What to do |
Return every line of the data below, exactly.

── Exercise data

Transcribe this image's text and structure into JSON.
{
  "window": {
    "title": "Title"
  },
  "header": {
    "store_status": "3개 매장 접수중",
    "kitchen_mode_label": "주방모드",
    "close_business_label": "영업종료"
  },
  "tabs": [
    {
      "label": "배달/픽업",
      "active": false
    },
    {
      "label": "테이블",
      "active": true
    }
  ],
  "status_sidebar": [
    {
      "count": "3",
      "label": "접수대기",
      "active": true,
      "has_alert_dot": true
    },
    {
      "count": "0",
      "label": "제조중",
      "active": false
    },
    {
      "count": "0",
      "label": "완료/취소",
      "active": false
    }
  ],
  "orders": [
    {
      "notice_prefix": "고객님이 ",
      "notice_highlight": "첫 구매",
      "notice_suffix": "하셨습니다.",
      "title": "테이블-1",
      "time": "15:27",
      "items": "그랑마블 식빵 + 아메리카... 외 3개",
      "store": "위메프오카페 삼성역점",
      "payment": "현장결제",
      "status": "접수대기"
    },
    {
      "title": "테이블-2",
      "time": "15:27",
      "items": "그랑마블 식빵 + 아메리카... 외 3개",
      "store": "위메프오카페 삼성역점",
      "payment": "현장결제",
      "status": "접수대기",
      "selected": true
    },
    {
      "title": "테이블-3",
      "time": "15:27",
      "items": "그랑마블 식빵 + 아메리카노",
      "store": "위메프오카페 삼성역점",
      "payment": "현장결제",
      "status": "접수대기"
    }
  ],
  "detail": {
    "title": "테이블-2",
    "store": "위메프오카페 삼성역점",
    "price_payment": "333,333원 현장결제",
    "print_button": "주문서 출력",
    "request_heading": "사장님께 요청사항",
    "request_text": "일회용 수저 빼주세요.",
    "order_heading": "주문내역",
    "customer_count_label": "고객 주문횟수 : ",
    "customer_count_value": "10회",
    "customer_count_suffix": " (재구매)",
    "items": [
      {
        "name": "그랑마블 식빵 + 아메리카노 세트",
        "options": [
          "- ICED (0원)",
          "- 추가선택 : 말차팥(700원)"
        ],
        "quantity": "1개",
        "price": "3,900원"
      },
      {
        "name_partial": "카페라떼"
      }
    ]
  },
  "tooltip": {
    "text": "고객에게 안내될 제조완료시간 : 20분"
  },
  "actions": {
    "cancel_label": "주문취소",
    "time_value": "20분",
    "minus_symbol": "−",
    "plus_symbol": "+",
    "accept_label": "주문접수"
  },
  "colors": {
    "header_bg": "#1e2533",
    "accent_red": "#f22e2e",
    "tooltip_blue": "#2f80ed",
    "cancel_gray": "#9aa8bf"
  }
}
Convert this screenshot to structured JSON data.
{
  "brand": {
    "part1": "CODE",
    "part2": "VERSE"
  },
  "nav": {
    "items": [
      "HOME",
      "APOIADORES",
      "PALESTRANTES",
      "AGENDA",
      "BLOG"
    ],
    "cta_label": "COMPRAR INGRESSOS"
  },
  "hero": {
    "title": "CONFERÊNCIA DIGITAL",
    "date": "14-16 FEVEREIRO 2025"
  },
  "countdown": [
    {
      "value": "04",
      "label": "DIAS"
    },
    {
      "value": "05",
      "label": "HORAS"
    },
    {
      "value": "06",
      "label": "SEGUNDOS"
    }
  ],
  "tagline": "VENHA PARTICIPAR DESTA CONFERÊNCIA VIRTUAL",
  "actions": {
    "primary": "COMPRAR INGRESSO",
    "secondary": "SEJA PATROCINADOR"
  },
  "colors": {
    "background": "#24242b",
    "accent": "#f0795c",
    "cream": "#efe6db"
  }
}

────

Answer section |
Transcribe this image's text and structure into JSON.
{
  "window": {
    "title": "Title"
  },
  "header": {
    "store_status": "3개 매장 접수중",
    "kitchen_mode_label": "주방모드",
    "close_business_label": "영업종료"
  },
  "tabs": [
    {
      "label": "배달/픽업",
      "active": false
    },
    {
      "label": "테이블",
      "active": true
    }
  ],
  "status_sidebar": [
    {
      "count": "3",
      "label": "접수대기",
      "active": true,
      "has_alert_dot": true
    },
    {
      "count": "0",
      "label": "제조중",
      "active": false
    },
    {
      "count": "0",
      "label": "완료/취소",
      "active": false
    }
  ],
  "orders": [
    {
      "notice_prefix": "고객님이 ",
      "notice_highlight": "첫 구매",
      "notice_suffix": "하셨습니다.",
      "title": "테이블-1",
      "time": "15:27",
      "items": "그랑마블 식빵 + 아메리카... 외 3개",
      "store": "위메프오카페 삼성역점",
      "payment": "현장결제",
      "status": "접수대기"
    },
    {
      "title": "테이블-2",
      "time": "15:27",
      "items": "그랑마블 식빵 + 아메리카... 외 3개",
      "store": "위메프오카페 삼성역점",
      "payment": "현장결제",
      "status": "접수대기",
      "selected": true
    },
    {
      "title": "테이블-3",
      "time": "15:27",
      "items": "그랑마블 식빵 + 아메리카노",
      "store": "위메프오카페 삼성역점",
      "payment": "현장결제",
      "status": "접수대기"
    }
  ],
  "detail": {
    "title": "테이블-2",
    "store": "위메프오카페 삼성역점",
    "price_payment": "333,333원 현장결제",
    "print_button": "주문서 출력",
    "request_heading": "사장님께 요청사항",
    "request_text": "일회용 수저 빼주세요.",
    "order_heading": "주문내역",
    "customer_count_label": "고객 주문횟수 : ",
    "customer_count_value": "10회",
    "customer_count_suffix": " (재구매)",
    "items": [
      {
        "name": "그랑마블 식빵 + 아메리카노 세트",
        "options": [
          "- ICED (0원)",
          "- 추가선택 : 말차팥(700원)"
        ],
        "quantity": "1개",
        "price": "3,900원"
      },
      {
        "name_partial": "카페라떼"
      }
    ]
  },
  "tooltip": {
    "text": "고객에게 안내될 제조완료시간 : 20분"
  },
  "actions": {
    "cancel_label": "주문취소",
    "time_value": "20분",
    "minus_symbol": "−",
    "plus_symbol": "+",
    "accept_label": "주문접수"
  },
  "colors": {
    "header_bg": "#1e2533",
    "accent_red": "#f22e2e",
    "tooltip_blue": "#2f80ed",
    "cancel_gray": "#9aa8bf"
  }
}
Convert this screenshot to structured JSON data.
{
  "brand": {
    "part1": "CODE",
    "part2": "VERSE"
  },
  "nav": {
    "items": [
      "HOME",
      "APOIADORES",
      "PALESTRANTES",
      "AGENDA",
      "BLOG"
    ],
    "cta_label": "COMPRAR INGRESSOS"
  },
  "hero": {
    "title": "CONFERÊNCIA DIGITAL",
    "date": "14-16 FEVEREIRO 2025"
  },
  "countdown": [
    {
      "value": "04",
      "label": "DIAS"
    },
    {
      "value": "05",
      "label": "HORAS"
    },
    {
      "value": "06",
      "label": "SEGUNDOS"
    }
  ],
  "tagline": "VENHA PARTICIPAR DESTA CONFERÊNCIA VIRTUAL",
  "actions": {
    "primary": "COMPRAR INGRESSO",
    "secondary": "SEJA PATROCINADOR"
  },
  "colors": {
    "background": "#24242b",
    "accent": "#f0795c",
    "cream": "#efe6db"
  }
}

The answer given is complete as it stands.